#### Exercise goal:
The exercise calls for every entry that follows to be repeated exactly.

#### Records supplied:
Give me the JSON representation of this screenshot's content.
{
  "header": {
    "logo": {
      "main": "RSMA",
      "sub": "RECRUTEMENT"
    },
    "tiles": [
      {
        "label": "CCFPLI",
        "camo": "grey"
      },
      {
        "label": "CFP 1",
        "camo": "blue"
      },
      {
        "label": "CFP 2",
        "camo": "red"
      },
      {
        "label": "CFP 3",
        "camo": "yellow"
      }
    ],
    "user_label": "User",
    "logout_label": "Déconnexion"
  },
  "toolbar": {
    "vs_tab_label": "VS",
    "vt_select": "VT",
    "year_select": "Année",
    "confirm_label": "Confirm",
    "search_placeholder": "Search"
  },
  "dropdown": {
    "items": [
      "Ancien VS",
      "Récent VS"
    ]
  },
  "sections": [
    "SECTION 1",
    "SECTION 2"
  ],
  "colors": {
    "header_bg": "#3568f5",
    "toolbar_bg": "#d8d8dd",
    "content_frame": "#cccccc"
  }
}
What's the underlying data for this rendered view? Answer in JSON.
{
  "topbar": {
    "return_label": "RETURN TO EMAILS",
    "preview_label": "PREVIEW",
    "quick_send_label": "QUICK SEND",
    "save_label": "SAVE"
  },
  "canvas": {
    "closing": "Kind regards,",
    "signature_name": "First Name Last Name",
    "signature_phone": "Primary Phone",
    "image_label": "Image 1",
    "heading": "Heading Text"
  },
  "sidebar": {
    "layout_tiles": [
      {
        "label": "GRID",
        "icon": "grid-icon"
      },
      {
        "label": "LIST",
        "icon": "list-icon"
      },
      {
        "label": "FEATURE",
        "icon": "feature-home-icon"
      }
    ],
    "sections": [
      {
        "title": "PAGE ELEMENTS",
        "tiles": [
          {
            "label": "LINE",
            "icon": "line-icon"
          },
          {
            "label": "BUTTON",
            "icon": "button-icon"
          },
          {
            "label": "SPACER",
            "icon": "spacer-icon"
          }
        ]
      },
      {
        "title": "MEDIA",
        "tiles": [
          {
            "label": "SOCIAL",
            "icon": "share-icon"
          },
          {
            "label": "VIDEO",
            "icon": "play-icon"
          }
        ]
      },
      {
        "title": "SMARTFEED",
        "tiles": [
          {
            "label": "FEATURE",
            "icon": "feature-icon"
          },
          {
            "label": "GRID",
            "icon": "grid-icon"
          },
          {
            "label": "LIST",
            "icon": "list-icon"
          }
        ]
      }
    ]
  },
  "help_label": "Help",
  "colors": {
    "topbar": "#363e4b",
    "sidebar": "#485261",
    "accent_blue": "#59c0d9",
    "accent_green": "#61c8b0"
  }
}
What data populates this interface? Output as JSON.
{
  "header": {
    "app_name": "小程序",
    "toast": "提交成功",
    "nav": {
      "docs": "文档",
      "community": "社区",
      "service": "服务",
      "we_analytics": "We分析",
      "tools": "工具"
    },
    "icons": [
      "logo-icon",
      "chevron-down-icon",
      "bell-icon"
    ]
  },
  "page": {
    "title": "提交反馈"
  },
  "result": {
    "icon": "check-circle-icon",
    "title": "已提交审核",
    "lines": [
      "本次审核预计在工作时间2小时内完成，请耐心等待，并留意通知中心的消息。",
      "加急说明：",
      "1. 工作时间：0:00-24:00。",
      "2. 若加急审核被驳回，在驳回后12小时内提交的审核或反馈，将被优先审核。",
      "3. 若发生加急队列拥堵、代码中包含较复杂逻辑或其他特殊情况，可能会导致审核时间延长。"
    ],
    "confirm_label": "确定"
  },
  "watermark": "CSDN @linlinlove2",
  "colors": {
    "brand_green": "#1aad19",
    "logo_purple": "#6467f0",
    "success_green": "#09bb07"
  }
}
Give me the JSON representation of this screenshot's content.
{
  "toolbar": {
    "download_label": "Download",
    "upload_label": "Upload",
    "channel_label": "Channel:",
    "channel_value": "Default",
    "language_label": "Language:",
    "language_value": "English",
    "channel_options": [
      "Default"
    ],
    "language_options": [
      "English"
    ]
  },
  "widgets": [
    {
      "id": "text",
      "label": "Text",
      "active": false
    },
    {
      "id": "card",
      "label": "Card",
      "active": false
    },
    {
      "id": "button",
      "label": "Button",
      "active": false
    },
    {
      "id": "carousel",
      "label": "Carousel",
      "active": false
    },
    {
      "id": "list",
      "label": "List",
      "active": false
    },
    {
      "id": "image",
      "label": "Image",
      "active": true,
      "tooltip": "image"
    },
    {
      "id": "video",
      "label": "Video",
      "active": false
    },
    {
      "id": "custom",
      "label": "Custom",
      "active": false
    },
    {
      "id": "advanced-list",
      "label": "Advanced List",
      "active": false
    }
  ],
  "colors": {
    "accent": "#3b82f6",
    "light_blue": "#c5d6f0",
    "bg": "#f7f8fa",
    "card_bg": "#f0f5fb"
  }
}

#### Result:
Give me the JSON representation of this screenshot's content.
{
  "header": {
    "logo": {
      "main": "RSMA",
      "sub": "RECRUTEMENT"
    },
    "tiles": [
      {
        "label": "CCFPLI",
        "camo": "grey"
      },
      {
        "label": "CFP 1",
        "camo": "blue"
      },
      {
        "label": "CFP 2",
        "camo": "red"
      },
      {
        "label": "CFP 3",
        "camo": "yellow"
      }
    ],
    "user_label": "User",
    "logout_label": "Déconnexion"
  },
  "toolbar": {
    "vs_tab_label": "VS",
    "vt_select": "VT",
    "year_select": "Année",
    "confirm_label": "Confirm",
    "search_placeholder": "Search"
  },
  "dropdown": {
    "items": [
      "Ancien VS",
      "Récent VS"
    ]
  },
  "sections": [
    "SECTION 1",
    "SECTION 2"
  ],
  "colors": {
    "header_bg": "#3568f5",
    "toolbar_bg": "#d8d8dd",
    "content_frame": "#cccccc"
  }
}
What's the underlying data for this rendered view? Answer in JSON.
{
  "topbar": {
    "return_label": "RETURN TO EMAILS",
    "preview_label": "PREVIEW",
    "quick_send_label": "QUICK SEND",
    "save_label": "SAVE"
  },
  "canvas": {
    "closing": "Kind regards,",
    "signature_name": "First Name Last Name",
    "signature_phone": "Primary Phone",
    "image_label": "Image 1",
    "heading": "Heading Text"
  },
  "sidebar": {
    "layout_tiles": [
      {
        "label": "GRID",
        "icon": "grid-icon"
      },
      {
        "label": "LIST",
        "icon": "list-icon"
      },
      {
        "label": "FEATURE",
        "icon": "feature-home-icon"
      }
    ],
    "sections": [
      {
        "title": "PAGE ELEMENTS",
        "tiles": [
          {
            "label": "LINE",
            "icon": "line-icon"
          },
          {
            "label": "BUTTON",
            "icon": "button-icon"
          },
          {
            "label": "SPACER",
            "icon": "spacer-icon"
          }
        ]
      },
      {
        "title": "MEDIA",
        "tiles": [
          {
            "label": "SOCIAL",
            "icon": "share-icon"
          },
          {
            "label": "VIDEO",
            "icon": "play-icon"
          }
        ]
      },
      {
        "title": "SMARTFEED",
        "tiles": [
          {
            "label": "FEATURE",
            "icon": "feature-icon"
          },
          {
            "label": "GRID",
            "icon": "grid-icon"
          },
          {
            "label": "LIST",
            "icon": "list-icon"
          }
        ]
      }
    ]
  },
  "help_label": "Help",
  "colors": {
    "topbar": "#363e4b",
    "sidebar": "#485261",
    "accent_blue": "#59c0d9",
    "accent_green": "#61c8b0"
  }
}
What data populates this interface? Output as JSON.
{
  "header": {
    "app_name": "小程序",
    "toast": "提交成功",
    "nav": {
      "docs": "文档",
      "community": "社区",
      "service": "服务",
      "we_analytics": "We分析",
      "tools": "工具"
    },
    "icons": [
      "logo-icon",
      "chevron-down-icon",
      "bell-icon"
    ]
  },
  "page": {
    "title": "提交反馈"
  },
  "result": {
    "icon": "check-circle-icon",
    "title": "已提交审核",
    "lines": [
      "本次审核预计在工作时间2小时内完成，请耐心等待，并留意通知中心的消息。",
      "加急说明：",
      "1. 工作时间：0:00-24:00。",
      "2. 若加急审核被驳回，在驳回后12小时内提交的审核或反馈，将被优先审核。",
      "3. 若发生加急队列拥堵、代码中包含较复杂逻辑或其他特殊情况，可能会导致审核时间延长。"
    ],
    "confirm_label": "确定"
  },
  "watermark": "CSDN @linlinlove2",
  "colors": {
    "brand_green": "#1aad19",
    "logo_purple": "#6467f0",
    "success_green": "#09bb07"
  }
}
Give me the JSON representation of this screenshot's content.
{
  "toolbar": {
    "download_label": "Download",
    "upload_label": "Upload",
    "channel_label": "Channel:",
    "channel_value": "Default",
    "language_label": "Language:",
    "language_value": "English",
    "channel_options": [
      "Default"
    ],
    "language_options": [
      "English"
    ]
  },
  "widgets": [
    {
      "id": "text",
      "label": "Text",
      "active": false
    },
    {
      "id": "card",
      "label": "Card",
      "active": false
    },
    {
      "id": "button",
      "label": "Button",
      "active": false
    },
    {
      "id": "carousel",
      "label": "Carousel",
      "active": false
    },
    {
      "id": "list",
      "label": "List",
      "active": false
    },
    {
      "id": "image",
      "label": "Image",
      "active": true,
      "tooltip": "image"
    },
    {
      "id": "video",
      "label": "Video",
      "active": false
    },
    {
      "id": "custom",
      "label": "Custom",
      "active": false
    },
    {
      "id": "advanced-list",
      "label": "Advanced List",
      "active": false
    }
  ],
  "colors": {
    "accent": "#3b82f6",
    "light_blue": "#c5d6f0",
    "bg": "#f7f8fa",
    "card_bg": "#f0f5fb"
  }
}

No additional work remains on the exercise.